The lines you return should be those containing the string "names", taken from the data below.

--- --- ---

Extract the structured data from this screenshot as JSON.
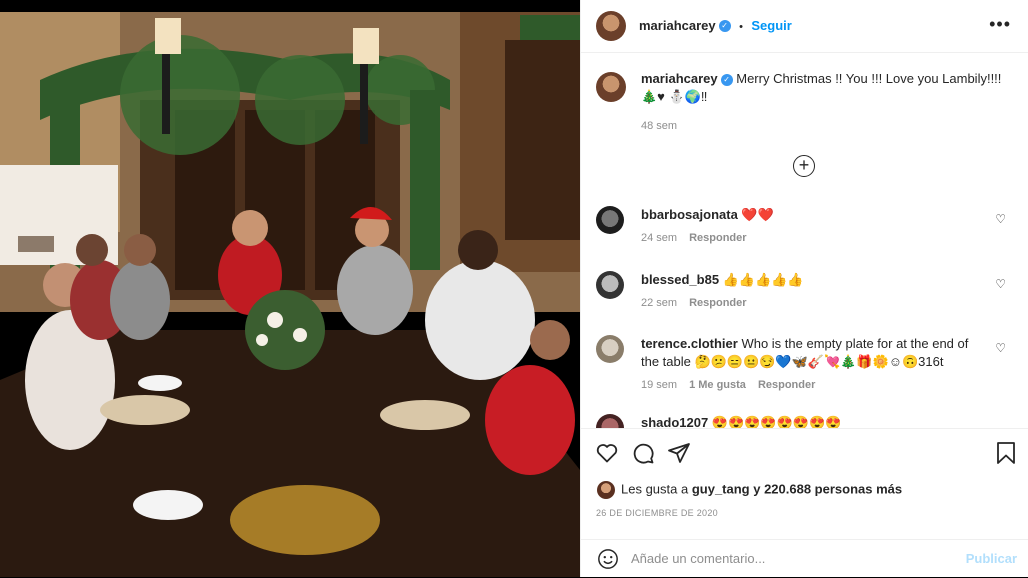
{
  "post": {
    "username": "mariahcarey",
    "verified_mark": "✓",
    "separator": "•",
    "follow_label": "Seguir",
    "more_label": "•••",
    "caption_text": "Merry Christmas !! You !!! Love you Lambily!!!! 🎄♥ ⛄🌍‼",
    "caption_age": "48 sem",
    "load_more_icon": "plus-circle-icon"
  },
  "comments": [
    {
      "user": "bbarbosajonata",
      "text": "❤️❤️",
      "age": "24 sem",
      "likes": "",
      "reply": "Responder"
    },
    {
      "user": "blessed_b85",
      "text": "👍👍👍👍👍",
      "age": "22 sem",
      "likes": "",
      "reply": "Responder"
    },
    {
      "user": "terence.clothier",
      "text": "Who is the empty plate for at the end of the table 🤔😕😑😐😏💙🦋🎸💘🎄🎁🌼☺🙃316t",
      "age": "19 sem",
      "likes": "1 Me gusta",
      "reply": "Responder"
    },
    {
      "user": "shado1207",
      "text": "😍😍😍😍😍😍😍😍",
      "age": "",
      "likes": "",
      "reply": ""
    }
  ],
  "likes": {
    "prefix": "Les gusta a ",
    "user": "guy_tang",
    "suffix": " y 220.688 personas más"
  },
  "date": "26 DE DICIEMBRE DE 2020",
  "add_comment": {
    "placeholder": "Añade un comentario...",
    "publish": "Publicar"
  },
  "colors": {
    "link": "#0095f6",
    "publish_disabled": "#b2dffc",
    "heart_red": "#ed4956"
  }
}
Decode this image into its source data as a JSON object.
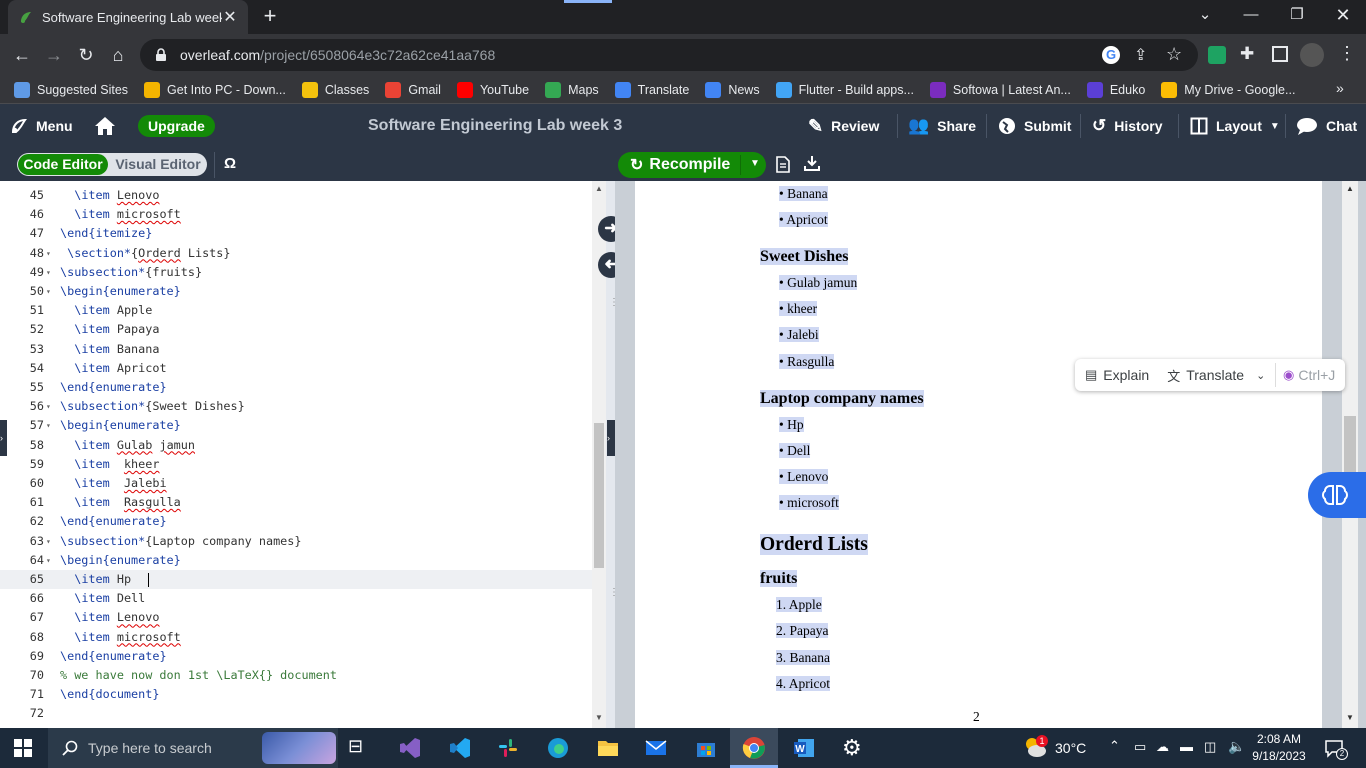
{
  "browser": {
    "tab_title": "Software Engineering Lab week 3",
    "url_host": "overleaf.com",
    "url_path": "/project/6508064e3c72a62ce41aa768",
    "bookmarks": [
      {
        "label": "Suggested Sites",
        "icon": "suggested-sites-icon",
        "color": "#5f9ae6"
      },
      {
        "label": "Get Into PC - Down...",
        "icon": "getintopc-icon",
        "color": "#f4b400"
      },
      {
        "label": "Classes",
        "icon": "classes-icon",
        "color": "#f4c20d"
      },
      {
        "label": "Gmail",
        "icon": "gmail-icon",
        "color": "#ea4335"
      },
      {
        "label": "YouTube",
        "icon": "youtube-icon",
        "color": "#ff0000"
      },
      {
        "label": "Maps",
        "icon": "maps-icon",
        "color": "#34a853"
      },
      {
        "label": "Translate",
        "icon": "translate-icon",
        "color": "#4285f4"
      },
      {
        "label": "News",
        "icon": "news-icon",
        "color": "#4285f4"
      },
      {
        "label": "Flutter - Build apps...",
        "icon": "flutter-icon",
        "color": "#42a5f5"
      },
      {
        "label": "Softowa | Latest An...",
        "icon": "softowa-icon",
        "color": "#7b2cbf"
      },
      {
        "label": "Eduko",
        "icon": "eduko-icon",
        "color": "#5b3fd6"
      },
      {
        "label": "My Drive - Google...",
        "icon": "drive-icon",
        "color": "#fbbc04"
      }
    ]
  },
  "toolbar": {
    "menu": "Menu",
    "upgrade": "Upgrade",
    "project_title": "Software Engineering Lab week 3",
    "review": "Review",
    "share": "Share",
    "submit": "Submit",
    "history": "History",
    "layout": "Layout",
    "chat": "Chat"
  },
  "editor_header": {
    "code_editor": "Code Editor",
    "visual_editor": "Visual Editor",
    "symbol": "Ω",
    "recompile": "Recompile"
  },
  "code_lines": [
    {
      "n": "45",
      "fold": false,
      "parts": [
        [
          "  ",
          ""
        ],
        [
          "\\item",
          "kw"
        ],
        [
          " ",
          ""
        ],
        [
          "Lenovo",
          "sp"
        ]
      ]
    },
    {
      "n": "46",
      "fold": false,
      "parts": [
        [
          "  ",
          ""
        ],
        [
          "\\item",
          "kw"
        ],
        [
          " ",
          ""
        ],
        [
          "microsoft",
          "sp"
        ]
      ]
    },
    {
      "n": "47",
      "fold": false,
      "parts": [
        [
          "\\end{",
          "kw"
        ],
        [
          "itemize",
          "kw"
        ],
        [
          "}",
          "kw"
        ]
      ]
    },
    {
      "n": "48",
      "fold": true,
      "parts": [
        [
          " ",
          ""
        ],
        [
          "\\section*",
          "kw"
        ],
        [
          "{",
          ""
        ],
        [
          "Orderd",
          "sp"
        ],
        [
          " Lists}",
          ""
        ]
      ]
    },
    {
      "n": "49",
      "fold": true,
      "parts": [
        [
          "\\subsection*",
          "kw"
        ],
        [
          "{fruits}",
          ""
        ]
      ]
    },
    {
      "n": "50",
      "fold": true,
      "parts": [
        [
          "\\begin{",
          "kw"
        ],
        [
          "enumerate",
          "kw"
        ],
        [
          "}",
          "kw"
        ]
      ]
    },
    {
      "n": "51",
      "fold": false,
      "parts": [
        [
          "  ",
          ""
        ],
        [
          "\\item",
          "kw"
        ],
        [
          " Apple",
          ""
        ]
      ]
    },
    {
      "n": "52",
      "fold": false,
      "parts": [
        [
          "  ",
          ""
        ],
        [
          "\\item",
          "kw"
        ],
        [
          " Papaya",
          ""
        ]
      ]
    },
    {
      "n": "53",
      "fold": false,
      "parts": [
        [
          "  ",
          ""
        ],
        [
          "\\item",
          "kw"
        ],
        [
          " Banana",
          ""
        ]
      ]
    },
    {
      "n": "54",
      "fold": false,
      "parts": [
        [
          "  ",
          ""
        ],
        [
          "\\item",
          "kw"
        ],
        [
          " Apricot",
          ""
        ]
      ]
    },
    {
      "n": "55",
      "fold": false,
      "parts": [
        [
          "\\end{",
          "kw"
        ],
        [
          "enumerate",
          "kw"
        ],
        [
          "}",
          "kw"
        ]
      ]
    },
    {
      "n": "56",
      "fold": true,
      "parts": [
        [
          "\\subsection*",
          "kw"
        ],
        [
          "{Sweet Dishes}",
          ""
        ]
      ]
    },
    {
      "n": "57",
      "fold": true,
      "parts": [
        [
          "\\begin{",
          "kw"
        ],
        [
          "enumerate",
          "kw"
        ],
        [
          "}",
          "kw"
        ]
      ]
    },
    {
      "n": "58",
      "fold": false,
      "parts": [
        [
          "  ",
          ""
        ],
        [
          "\\item",
          "kw"
        ],
        [
          " ",
          ""
        ],
        [
          "Gulab",
          "sp"
        ],
        [
          " ",
          ""
        ],
        [
          "jamun",
          "sp"
        ]
      ]
    },
    {
      "n": "59",
      "fold": false,
      "parts": [
        [
          "  ",
          ""
        ],
        [
          "\\item",
          "kw"
        ],
        [
          "  ",
          ""
        ],
        [
          "kheer",
          "sp"
        ]
      ]
    },
    {
      "n": "60",
      "fold": false,
      "parts": [
        [
          "  ",
          ""
        ],
        [
          "\\item",
          "kw"
        ],
        [
          "  ",
          ""
        ],
        [
          "Jalebi",
          "sp"
        ]
      ]
    },
    {
      "n": "61",
      "fold": false,
      "parts": [
        [
          "  ",
          ""
        ],
        [
          "\\item",
          "kw"
        ],
        [
          "  ",
          ""
        ],
        [
          "Rasgulla",
          "sp"
        ]
      ]
    },
    {
      "n": "62",
      "fold": false,
      "parts": [
        [
          "\\end{",
          "kw"
        ],
        [
          "enumerate",
          "kw"
        ],
        [
          "}",
          "kw"
        ]
      ]
    },
    {
      "n": "63",
      "fold": true,
      "parts": [
        [
          "\\subsection*",
          "kw"
        ],
        [
          "{Laptop company names}",
          ""
        ]
      ]
    },
    {
      "n": "64",
      "fold": true,
      "parts": [
        [
          "\\begin{",
          "kw"
        ],
        [
          "enumerate",
          "kw"
        ],
        [
          "}",
          "kw"
        ]
      ]
    },
    {
      "n": "65",
      "fold": false,
      "parts": [
        [
          "  ",
          ""
        ],
        [
          "\\item",
          "kw"
        ],
        [
          " Hp",
          ""
        ]
      ]
    },
    {
      "n": "66",
      "fold": false,
      "parts": [
        [
          "  ",
          ""
        ],
        [
          "\\item",
          "kw"
        ],
        [
          " Dell",
          ""
        ]
      ]
    },
    {
      "n": "67",
      "fold": false,
      "parts": [
        [
          "  ",
          ""
        ],
        [
          "\\item",
          "kw"
        ],
        [
          " ",
          ""
        ],
        [
          "Lenovo",
          "sp"
        ]
      ]
    },
    {
      "n": "68",
      "fold": false,
      "parts": [
        [
          "  ",
          ""
        ],
        [
          "\\item",
          "kw"
        ],
        [
          " ",
          ""
        ],
        [
          "microsoft",
          "sp"
        ]
      ]
    },
    {
      "n": "69",
      "fold": false,
      "parts": [
        [
          "\\end{",
          "kw"
        ],
        [
          "enumerate",
          "kw"
        ],
        [
          "}",
          "kw"
        ]
      ]
    },
    {
      "n": "70",
      "fold": false,
      "parts": [
        [
          "% we have now don 1st \\LaTeX{} document",
          "cm"
        ]
      ]
    },
    {
      "n": "71",
      "fold": false,
      "parts": [
        [
          "\\end{",
          "kw"
        ],
        [
          "document",
          "kw"
        ],
        [
          "}",
          "kw"
        ]
      ]
    },
    {
      "n": "72",
      "fold": false,
      "parts": []
    }
  ],
  "active_line": "65",
  "pdf": {
    "bullets_top": [
      "Banana",
      "Apricot"
    ],
    "sweet_heading": "Sweet Dishes",
    "sweet_items": [
      "Gulab jamun",
      "kheer",
      "Jalebi",
      "Rasgulla"
    ],
    "laptop_heading": "Laptop company names",
    "laptop_items": [
      "Hp",
      "Dell",
      "Lenovo",
      "microsoft"
    ],
    "ordered_heading": "Orderd Lists",
    "fruits_heading": "fruits",
    "fruits_items": [
      "Apple",
      "Papaya",
      "Banana",
      "Apricot"
    ],
    "page_number": "2"
  },
  "popup": {
    "explain": "Explain",
    "translate": "Translate",
    "shortcut": "Ctrl+J"
  },
  "taskbar": {
    "search_placeholder": "Type here to search",
    "temperature": "30°C",
    "time": "2:08 AM",
    "date": "9/18/2023",
    "notifications": "2",
    "weather_badge": "1"
  }
}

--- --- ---

* ANSWER TO THIS TASK *
          "{Laptop company names}",
    "laptop_heading": "Laptop company names",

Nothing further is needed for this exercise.